Pilot Program Would Provide for Separate Briefing and Board Feedback
The USPTO has published a Request for Comments (RFC) (here) on a proposed procedure for motions to amend in AIA Trial Proceedings. The proposal provides for a pilot program in which the parties are provided with an initial Board assessment of the proposed amendment. The assessment is provided early in the process; providing meaningful opportunity to revise and oppose proposed amendments; and ensuring the amendment process concludes within the 12-month statutory timeline.
Specifically, the USPTO seeks public input on a proposed amendment process that would involve a preliminary non-binding decision by PTAB regarding the merits of a motion to amend. Such information may include whether the motion, in view of a petitioner’s preliminary opposition, is reasonably likely to meet statutory and regulatory requirements and whether the proposed substitute claims are reasonably likely to meet patentability requirements. The proposed process would also provide an opportunity for a patent owner to revise, and a petitioner to oppose, its motion to amend and proposed substitute claims in view of the preliminary amendment decision.
The USPTO also seeks comments on the proposed timelines designed to ensure completion within 12 months from institution, as well as a number of specific questions included in the RFC.
In addition, the USPTO seeks input on whether PTAB should continue to allocate the burden of persuasion regarding patentability of substitute claims as set forth in Western Digital Corp. v. SPEX Techs., Inc., Case IPR2018-00082 (Paper 13) (PTAB April 25, 2018) (informative), as well as any comments on motion to amend practice before PTAB generally.

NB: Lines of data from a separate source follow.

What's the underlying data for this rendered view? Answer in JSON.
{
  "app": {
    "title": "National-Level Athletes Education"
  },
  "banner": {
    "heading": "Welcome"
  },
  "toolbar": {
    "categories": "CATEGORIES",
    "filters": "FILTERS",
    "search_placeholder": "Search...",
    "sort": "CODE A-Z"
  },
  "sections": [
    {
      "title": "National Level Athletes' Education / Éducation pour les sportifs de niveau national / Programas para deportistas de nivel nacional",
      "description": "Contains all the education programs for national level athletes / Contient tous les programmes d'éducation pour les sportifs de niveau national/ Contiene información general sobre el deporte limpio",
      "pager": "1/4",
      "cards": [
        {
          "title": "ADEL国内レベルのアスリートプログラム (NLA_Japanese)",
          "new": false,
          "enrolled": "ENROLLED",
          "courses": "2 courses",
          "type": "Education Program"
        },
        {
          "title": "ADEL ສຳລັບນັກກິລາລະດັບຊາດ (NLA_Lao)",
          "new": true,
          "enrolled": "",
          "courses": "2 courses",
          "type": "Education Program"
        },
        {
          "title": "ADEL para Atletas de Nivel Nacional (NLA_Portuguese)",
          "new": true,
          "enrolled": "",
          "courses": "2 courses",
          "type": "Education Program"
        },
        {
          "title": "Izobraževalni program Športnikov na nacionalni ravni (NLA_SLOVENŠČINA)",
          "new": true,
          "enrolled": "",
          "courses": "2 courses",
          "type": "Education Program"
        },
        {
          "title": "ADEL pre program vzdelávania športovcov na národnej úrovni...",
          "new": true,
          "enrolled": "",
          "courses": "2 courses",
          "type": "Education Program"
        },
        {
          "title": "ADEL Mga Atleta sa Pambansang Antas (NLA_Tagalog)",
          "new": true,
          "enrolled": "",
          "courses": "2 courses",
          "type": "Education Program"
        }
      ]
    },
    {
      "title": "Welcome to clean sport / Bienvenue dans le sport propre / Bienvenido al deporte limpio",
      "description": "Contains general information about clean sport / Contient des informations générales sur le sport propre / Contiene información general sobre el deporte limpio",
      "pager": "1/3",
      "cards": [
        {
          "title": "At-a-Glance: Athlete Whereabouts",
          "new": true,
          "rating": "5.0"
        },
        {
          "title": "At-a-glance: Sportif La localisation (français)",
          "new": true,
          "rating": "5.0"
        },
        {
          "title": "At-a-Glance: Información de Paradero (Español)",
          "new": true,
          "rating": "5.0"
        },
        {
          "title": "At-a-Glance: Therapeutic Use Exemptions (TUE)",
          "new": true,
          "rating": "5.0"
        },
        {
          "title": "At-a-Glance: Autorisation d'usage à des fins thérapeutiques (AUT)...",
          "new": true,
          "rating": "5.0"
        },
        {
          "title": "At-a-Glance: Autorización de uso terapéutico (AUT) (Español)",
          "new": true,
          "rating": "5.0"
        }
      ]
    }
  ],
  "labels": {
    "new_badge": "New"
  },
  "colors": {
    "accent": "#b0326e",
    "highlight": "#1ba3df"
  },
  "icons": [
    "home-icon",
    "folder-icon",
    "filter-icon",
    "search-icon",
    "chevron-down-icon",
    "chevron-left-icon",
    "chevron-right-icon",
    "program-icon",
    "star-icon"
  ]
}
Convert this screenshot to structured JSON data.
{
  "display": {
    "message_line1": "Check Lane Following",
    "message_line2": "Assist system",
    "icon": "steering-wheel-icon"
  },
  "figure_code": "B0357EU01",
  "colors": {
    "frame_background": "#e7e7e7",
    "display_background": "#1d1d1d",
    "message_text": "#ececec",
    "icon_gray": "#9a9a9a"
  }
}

While it makes sense for the PTAB to address the amendment process given the negative attention, it seems unlikely that Patent Owners will find these changes helpful. The problem with amending is not the lack of feedback from the Board, it’s the incremental degree to which litigating Patent Owners amend their claims. The enhanced motion to amend feedback will not remedy the main problem. Additionally, the determination is non-binding, and would necessarily need to construe claims, and opine on the same art (in most cases) applicable to the main claims. Yet, the determination would not have the benefit of the full trial proceeding, cross-examination, etc. So, not only would the determination be non-binding, it would be incomplete. The risk of an early, negative determination will only put the Patent Owner in a worse position by undermining any settlement value to amended claims. Likewise, amendment decisions are typically made once the cross-examination reveals the strength of the case-n-chief. For these reasons, Patent Owners will almost certainly opt out of this Pilot (if given the opportunity).